WHAT YOU HAVE TO DO :: Your answer should be the lines of the data below that contain "语言对比的历史与发展".

SOURCE DATA ::
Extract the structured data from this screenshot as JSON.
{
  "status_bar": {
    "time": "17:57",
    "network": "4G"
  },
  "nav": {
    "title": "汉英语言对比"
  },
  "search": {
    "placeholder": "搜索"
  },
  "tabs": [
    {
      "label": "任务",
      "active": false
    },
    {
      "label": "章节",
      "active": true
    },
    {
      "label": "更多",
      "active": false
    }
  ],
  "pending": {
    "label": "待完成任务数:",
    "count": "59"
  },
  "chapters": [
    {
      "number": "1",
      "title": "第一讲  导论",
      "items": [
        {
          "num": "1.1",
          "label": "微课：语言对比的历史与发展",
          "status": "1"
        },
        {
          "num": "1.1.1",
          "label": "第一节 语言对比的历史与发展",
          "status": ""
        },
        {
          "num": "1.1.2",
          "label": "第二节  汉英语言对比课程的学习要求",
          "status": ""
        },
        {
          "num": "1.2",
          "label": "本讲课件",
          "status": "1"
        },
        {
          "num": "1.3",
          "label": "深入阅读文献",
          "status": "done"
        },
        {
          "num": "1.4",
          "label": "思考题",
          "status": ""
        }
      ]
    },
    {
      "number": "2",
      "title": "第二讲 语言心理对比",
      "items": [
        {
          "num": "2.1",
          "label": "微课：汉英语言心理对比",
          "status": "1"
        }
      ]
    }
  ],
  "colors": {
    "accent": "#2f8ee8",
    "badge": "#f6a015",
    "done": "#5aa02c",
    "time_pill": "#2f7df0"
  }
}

SOLUTION ::
          "label": "微课：语言对比的历史与发展",
          "label": "第一节 语言对比的历史与发展",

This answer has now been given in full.